Dr Sara Dahlen is the Sydney Selwyn Prize Winner 2019 and thus gives the keynote speech at this year’s Sydney Selwyn Lecture (much delayed by COVID-19), entitled ‘An examination of sex versus gender identity in the General Medical Council’s Trans Healthcare Ethical Guidance’. Currently she is a MSc student in Bioethics and Society at King’s College, London.
Awarded by the The Worshipful Society of Apothecaries …
… the prize is awarded to the best candidate in the Diploma in the Philosophy of Medicine examination.
Okay, so, big build-up. Big breaths. *I’m sorry but this event was mainly just common sense and if you were hoping to read about some troon fuckery please disregard this post. I’m sorry. I actually cancelled ‘Intersex Rage, biopolitical protest, and the movement for black lives’, so I can only apologise I’m bringing you this and not that. Normal service will be resumed soon.
This isn’t the first time I’ve completely misjudged things. Like the time I went to a health food day expecting to learn about massage. ‘Why are you here?’ asked the tutor in our morning pow-wow. ‘Because I want to learn how to give and receive massages’. A long silence ensued.
At the beginning of this webinar, the host got all nostalgic that we weren’t actually in their normal meeting room, listening to the tick tock of their old clocks, and sniffing musty antique carpets and furniture polish – something we can definitely thank COVID for.
Dahlen said there are two pieces of official advice the General Medical Council gives out, which essentially change the meaning of the word sex.

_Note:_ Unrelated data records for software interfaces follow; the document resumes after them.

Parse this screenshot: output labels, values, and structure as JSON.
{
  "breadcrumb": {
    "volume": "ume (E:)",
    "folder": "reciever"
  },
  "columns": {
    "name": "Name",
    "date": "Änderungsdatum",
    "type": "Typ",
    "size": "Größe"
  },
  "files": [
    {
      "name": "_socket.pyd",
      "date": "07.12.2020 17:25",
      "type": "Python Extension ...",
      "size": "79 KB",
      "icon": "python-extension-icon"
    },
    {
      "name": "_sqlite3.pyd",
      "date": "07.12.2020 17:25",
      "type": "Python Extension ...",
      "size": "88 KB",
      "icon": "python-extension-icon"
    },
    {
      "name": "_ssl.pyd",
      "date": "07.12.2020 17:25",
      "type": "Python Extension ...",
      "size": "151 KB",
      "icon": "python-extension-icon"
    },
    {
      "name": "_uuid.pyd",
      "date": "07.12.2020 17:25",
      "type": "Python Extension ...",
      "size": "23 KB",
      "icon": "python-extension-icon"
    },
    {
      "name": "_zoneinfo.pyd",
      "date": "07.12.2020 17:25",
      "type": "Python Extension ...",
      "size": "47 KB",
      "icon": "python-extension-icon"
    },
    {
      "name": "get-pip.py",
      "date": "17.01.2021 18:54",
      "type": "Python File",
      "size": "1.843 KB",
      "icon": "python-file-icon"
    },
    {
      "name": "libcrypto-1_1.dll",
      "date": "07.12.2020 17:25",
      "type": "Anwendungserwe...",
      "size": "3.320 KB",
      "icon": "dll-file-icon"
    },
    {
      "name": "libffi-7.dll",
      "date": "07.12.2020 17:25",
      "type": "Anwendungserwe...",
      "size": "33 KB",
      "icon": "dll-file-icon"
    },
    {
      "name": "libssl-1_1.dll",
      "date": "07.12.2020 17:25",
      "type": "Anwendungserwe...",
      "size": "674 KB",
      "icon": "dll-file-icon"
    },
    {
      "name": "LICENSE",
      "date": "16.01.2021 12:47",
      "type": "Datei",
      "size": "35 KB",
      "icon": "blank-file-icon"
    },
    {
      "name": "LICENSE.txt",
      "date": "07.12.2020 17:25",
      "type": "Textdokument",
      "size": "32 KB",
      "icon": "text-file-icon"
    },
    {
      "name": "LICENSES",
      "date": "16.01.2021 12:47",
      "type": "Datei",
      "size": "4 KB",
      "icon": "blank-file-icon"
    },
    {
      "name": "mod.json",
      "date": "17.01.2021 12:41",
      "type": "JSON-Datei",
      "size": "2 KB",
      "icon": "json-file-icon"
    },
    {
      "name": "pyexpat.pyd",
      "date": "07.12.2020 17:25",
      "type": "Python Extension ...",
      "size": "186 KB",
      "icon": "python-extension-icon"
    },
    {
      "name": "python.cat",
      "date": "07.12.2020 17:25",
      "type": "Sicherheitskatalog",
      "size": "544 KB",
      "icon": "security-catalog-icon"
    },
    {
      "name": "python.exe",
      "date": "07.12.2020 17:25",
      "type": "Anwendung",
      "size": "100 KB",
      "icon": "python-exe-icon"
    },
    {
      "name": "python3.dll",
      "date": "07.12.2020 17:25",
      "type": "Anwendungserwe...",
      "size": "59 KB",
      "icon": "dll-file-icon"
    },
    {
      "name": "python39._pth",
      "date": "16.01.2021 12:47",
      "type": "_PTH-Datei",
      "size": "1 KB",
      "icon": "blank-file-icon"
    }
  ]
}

This is typical of the double bind that trans activism has imposed on so many frameworks – gender identity must be respected, but don’t you dare ask us about it! As was pointed out by another, this obscures the actual law as only Gender Recognition Certificate holders retain the legal right to non-disclosure.
Dahlen said one sensible factual thing after another. I know! Boor-ring. Disorders of sexual development have nothing to do with gender identity. Sex and gender identity are not interchangeable as this could, for example, result in women who had had hysterectomies being considered male. Sex is fixed and medically important! (I imagined at the corresponding moment the intersex ragers would have been saying the exact opposite and shed a little tear.)
It was disappointing that Dahlen didn’t cover the fact that cross sex hormones and surgeries cause serious medical problems, but this is very much a first step of someone actually asking probing questions, and then actually being recognised and awarded as such by a prestigious body.
It’s a sign of the times that Dahlen felt the need to explain biological sex to the audience and in even greater detail in her paper. There was a time, not too long ago, when these two categories were simply understood.
I suppose if I was going to nit pick I would point out that the case study examples in the paper are completely lame, although ones presented by the GMC itself, especially that of Angela, who alleges their GP receptionists deliberately misgendered them (would love to know how they saw down a phone line to see one receptionist turn to another). This is not, in my opinion, an example of non-maleficence (non-harming or inflicting the least harm possible to reach a beneficial outcome). Anyway we all know GP receptionists are rude – it’s traditional.
Dahlen’s conclusion was that we should record both sex and gender identity, the latter in a free text box. I would prefer records showing sex only and if the individual is on cross sex hormones that would present on their medication list. I suppose Dahlen’s suggestion is a more sensible approach than I have heard from many a trans activist but the problem simply remains that muddying of sex harms us all ultimately, and is that what we really want?
You can read Dahlen’s paper here – it’s freely available for download off t’ web. https://www.tandfonline.com/doi/full/10.1080/20502877.2020.1720429